**Exercise inputs:**
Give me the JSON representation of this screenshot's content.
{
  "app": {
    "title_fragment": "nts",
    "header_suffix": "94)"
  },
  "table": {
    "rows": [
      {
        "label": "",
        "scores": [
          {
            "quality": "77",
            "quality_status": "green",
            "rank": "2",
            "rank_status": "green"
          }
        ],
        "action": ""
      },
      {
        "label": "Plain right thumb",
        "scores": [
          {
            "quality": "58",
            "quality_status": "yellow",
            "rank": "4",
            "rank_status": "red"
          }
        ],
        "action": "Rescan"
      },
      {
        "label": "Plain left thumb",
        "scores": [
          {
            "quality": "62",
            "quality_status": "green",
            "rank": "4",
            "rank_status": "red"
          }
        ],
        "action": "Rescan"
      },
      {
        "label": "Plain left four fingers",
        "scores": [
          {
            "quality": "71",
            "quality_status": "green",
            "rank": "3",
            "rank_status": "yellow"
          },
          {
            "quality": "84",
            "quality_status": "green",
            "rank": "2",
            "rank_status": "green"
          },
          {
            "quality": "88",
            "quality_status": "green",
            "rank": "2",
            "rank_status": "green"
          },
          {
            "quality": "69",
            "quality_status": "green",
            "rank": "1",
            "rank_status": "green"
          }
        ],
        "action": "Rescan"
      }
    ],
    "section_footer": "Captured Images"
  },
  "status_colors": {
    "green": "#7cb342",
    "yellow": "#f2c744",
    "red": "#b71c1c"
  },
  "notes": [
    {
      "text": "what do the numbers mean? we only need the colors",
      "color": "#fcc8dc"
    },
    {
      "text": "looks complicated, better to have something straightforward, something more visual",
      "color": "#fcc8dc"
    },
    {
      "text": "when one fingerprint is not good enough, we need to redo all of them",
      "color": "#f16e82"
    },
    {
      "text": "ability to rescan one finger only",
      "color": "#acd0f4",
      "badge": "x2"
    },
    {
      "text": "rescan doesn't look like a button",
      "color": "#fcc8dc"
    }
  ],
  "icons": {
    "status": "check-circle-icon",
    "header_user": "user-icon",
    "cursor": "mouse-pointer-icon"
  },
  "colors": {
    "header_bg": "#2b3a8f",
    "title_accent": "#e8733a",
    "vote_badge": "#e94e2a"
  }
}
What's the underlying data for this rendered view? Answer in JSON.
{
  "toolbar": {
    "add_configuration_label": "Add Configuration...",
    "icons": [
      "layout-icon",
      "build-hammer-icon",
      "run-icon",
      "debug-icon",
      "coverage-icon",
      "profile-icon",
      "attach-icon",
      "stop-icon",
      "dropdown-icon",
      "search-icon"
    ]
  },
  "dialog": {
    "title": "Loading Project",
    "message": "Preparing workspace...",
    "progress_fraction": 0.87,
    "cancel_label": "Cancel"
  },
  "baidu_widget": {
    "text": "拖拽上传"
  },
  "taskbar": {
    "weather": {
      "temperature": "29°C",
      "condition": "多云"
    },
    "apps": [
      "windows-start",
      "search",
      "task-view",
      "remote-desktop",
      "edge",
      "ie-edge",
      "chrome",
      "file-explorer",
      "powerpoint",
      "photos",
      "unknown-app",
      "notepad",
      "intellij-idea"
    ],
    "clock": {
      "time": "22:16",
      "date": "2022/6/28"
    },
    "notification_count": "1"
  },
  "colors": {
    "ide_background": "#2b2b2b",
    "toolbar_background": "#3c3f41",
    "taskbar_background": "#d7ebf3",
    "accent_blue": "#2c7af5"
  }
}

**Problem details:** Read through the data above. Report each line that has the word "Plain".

**Written solution:**
        "label": "Plain right thumb",
        "label": "Plain left thumb",
        "label": "Plain left four fingers",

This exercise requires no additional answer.